I was thinking about this when reading the “World’s best selling book by the late Paul Arden”.
Paul Arden was something of a genius and chief creative in Saatchi & Saatchi through the agency’s most glamorous and best-know period in the 1980s. He had the ability to cut through diatribe and politics with great effectiveness that was demonstrated with the success of his numerous campaigns.
You will know the ads for which he was responsible. British Airways – ‘The World’s Favourite Airline’. The Independent – ‘It is – are you?’. ‘The car in front is a Toyota’. Intercity, Fuji, Silk Cut were all also all famously graced by the Paul Arden touch.
A self educated man his whole ethos was built around challenging convention. If you want to be exceptional you cannot be ordinary. In his book Whatever You Think, Think the Opposite (2005) – and the inspiration for the title of this blog – he said that the greatest advice ever given was from Harper’s Bazaar art director, Alexey Brodovitch to a young photographer, “Astonish me.” Arden went on to write, “Bear those words in mind and everything you do will be creative.”
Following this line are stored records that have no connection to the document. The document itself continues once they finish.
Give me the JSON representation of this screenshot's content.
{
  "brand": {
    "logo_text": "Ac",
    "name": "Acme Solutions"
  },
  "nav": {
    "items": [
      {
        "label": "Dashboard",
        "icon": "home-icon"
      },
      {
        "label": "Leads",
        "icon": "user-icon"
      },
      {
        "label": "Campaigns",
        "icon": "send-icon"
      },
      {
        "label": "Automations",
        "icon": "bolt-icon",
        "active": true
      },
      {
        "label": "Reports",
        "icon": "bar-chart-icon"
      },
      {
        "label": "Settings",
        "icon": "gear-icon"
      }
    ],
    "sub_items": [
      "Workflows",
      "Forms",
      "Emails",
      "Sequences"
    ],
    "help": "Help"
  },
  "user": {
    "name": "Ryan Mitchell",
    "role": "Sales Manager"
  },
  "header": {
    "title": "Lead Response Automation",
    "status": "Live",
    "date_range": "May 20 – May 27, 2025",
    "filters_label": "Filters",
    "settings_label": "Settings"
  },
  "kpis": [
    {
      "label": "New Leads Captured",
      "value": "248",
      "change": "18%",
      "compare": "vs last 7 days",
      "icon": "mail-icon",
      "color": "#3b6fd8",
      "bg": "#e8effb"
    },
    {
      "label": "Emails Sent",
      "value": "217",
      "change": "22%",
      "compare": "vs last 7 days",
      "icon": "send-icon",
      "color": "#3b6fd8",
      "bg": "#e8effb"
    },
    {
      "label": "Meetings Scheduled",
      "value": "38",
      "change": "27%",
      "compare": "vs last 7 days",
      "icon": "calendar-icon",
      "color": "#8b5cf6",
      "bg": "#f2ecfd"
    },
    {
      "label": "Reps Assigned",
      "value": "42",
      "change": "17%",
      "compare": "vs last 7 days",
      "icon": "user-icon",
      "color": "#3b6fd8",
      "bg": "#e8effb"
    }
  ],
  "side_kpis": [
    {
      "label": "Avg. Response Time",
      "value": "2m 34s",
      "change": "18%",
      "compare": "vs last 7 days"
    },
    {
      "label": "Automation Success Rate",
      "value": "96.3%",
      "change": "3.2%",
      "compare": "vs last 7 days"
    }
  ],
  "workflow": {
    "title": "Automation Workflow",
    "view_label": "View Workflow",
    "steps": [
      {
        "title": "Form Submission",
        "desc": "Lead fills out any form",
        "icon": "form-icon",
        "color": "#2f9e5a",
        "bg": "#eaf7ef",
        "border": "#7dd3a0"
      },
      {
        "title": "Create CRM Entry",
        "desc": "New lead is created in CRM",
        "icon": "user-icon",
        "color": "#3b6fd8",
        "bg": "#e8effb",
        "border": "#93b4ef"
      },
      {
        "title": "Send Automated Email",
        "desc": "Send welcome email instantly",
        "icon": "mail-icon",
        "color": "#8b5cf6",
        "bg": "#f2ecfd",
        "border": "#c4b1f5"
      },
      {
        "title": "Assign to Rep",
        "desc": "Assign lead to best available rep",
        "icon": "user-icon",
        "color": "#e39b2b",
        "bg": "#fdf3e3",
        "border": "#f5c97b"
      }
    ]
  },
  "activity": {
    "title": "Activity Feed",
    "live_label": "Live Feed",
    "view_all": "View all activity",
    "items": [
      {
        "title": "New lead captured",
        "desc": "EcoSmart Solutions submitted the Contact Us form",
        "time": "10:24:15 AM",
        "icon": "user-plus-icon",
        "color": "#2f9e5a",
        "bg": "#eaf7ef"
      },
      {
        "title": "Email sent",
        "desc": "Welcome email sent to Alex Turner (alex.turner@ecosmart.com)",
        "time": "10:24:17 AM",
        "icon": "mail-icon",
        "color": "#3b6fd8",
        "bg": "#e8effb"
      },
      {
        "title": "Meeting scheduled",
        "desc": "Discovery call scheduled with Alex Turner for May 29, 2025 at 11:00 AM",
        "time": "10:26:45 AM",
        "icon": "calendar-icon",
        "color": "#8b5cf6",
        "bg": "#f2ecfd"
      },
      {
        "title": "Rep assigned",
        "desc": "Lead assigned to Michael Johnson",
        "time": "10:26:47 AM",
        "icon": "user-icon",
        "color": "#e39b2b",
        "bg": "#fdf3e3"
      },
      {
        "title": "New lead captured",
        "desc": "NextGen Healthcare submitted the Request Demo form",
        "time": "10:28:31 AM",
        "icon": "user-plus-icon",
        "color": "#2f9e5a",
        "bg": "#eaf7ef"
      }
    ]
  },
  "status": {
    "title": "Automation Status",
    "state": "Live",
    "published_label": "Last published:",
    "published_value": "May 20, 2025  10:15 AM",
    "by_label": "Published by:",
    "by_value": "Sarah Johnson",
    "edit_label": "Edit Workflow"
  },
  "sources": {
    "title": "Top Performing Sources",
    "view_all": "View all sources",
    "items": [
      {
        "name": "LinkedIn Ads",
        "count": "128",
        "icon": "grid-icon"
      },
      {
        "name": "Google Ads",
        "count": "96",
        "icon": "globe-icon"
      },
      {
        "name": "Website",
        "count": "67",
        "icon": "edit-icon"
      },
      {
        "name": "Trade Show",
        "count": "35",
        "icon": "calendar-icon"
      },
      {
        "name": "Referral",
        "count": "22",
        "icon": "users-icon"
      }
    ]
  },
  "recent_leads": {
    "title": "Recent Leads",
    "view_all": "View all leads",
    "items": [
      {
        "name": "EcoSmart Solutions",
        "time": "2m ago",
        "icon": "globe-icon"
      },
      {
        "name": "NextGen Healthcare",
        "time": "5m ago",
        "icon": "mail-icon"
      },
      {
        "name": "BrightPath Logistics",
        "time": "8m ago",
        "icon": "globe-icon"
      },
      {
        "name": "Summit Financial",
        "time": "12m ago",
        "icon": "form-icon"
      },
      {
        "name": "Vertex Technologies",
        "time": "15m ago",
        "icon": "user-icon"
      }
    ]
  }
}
This approach was not without risk and for every safe employer brand like strategy it is worth considering that those who are most likely to bring creativity and originality to an organisation are not always likely to be the safe option. Paul Arden was fired six times only to rise to a better job with better acclaim:
It’s better to regret what you have done than what you haven’t
Many people reach the age of forty, only to realise they have missed out on life. In many cases they had everything going for them, except when the gauntlet was tossed their way, they lacked the courage to pick it up.
(from Whatever You Think, Think The Opposite, Paul Arden)
Arden’s observations on life were witty and astute, “Clarity of communication is more important than cleverness. Do not be frightened of ideas that might appear to be ridiculous – Look at Engelbert Humperdinck.”
I read a great story about when he was due to give a presentation on the subject of creativity. He arrived on stage followed by a string quartet, which proceeded to play a piece of music by Beethoven. Arden and the musicians then walked off. He hadn’t said a word, merely showed a few slides. It was different, unpredictable and still being talked about.
His book – “It’s Not How Good You Are, It’s How Good You Want To Be,” are widely read in advertising circles, but to a large extent the world of advertising is merely used as a vehicle for good business practice and taking a positive approach to work and life.
So to go back to the title of this post. Page 110 of the above mentioned book:
Do not put your best people on new business pitches.
The most respected creative people will probably do something too original, too controversial to be acceptable to a conservative group of clients at your first meeting. Put the people who consistently get the agency out of trouble on it. Their work may not be dazzling, but it will be intelligent and the client will relate to the idea better.
Finally. Present on Tuesday.
Assuming there are five pitches, on each day of the week.
By Friday the client will be so overwhelmed with the quantity and quality of work that he’ll find it impossible to make a decision.
His thinking will go like this.
Monday – great meeting, great work, nice people.
Tuesday – great meeting, great people, nice work.
Wednesday – good meeting, very fresh work, lovely young people.
Thursday – yet another great meeting, nice people, fine work.
Friday – another meeting, I don’t know.
The odds are that he will pick the Tuesday presentation, the second meeting because he was still clear-headed then.
Monday was too early, nothing to judge by.
Wednesday and Thursday were like eating too much chocolate.
Friday. Feeling sick.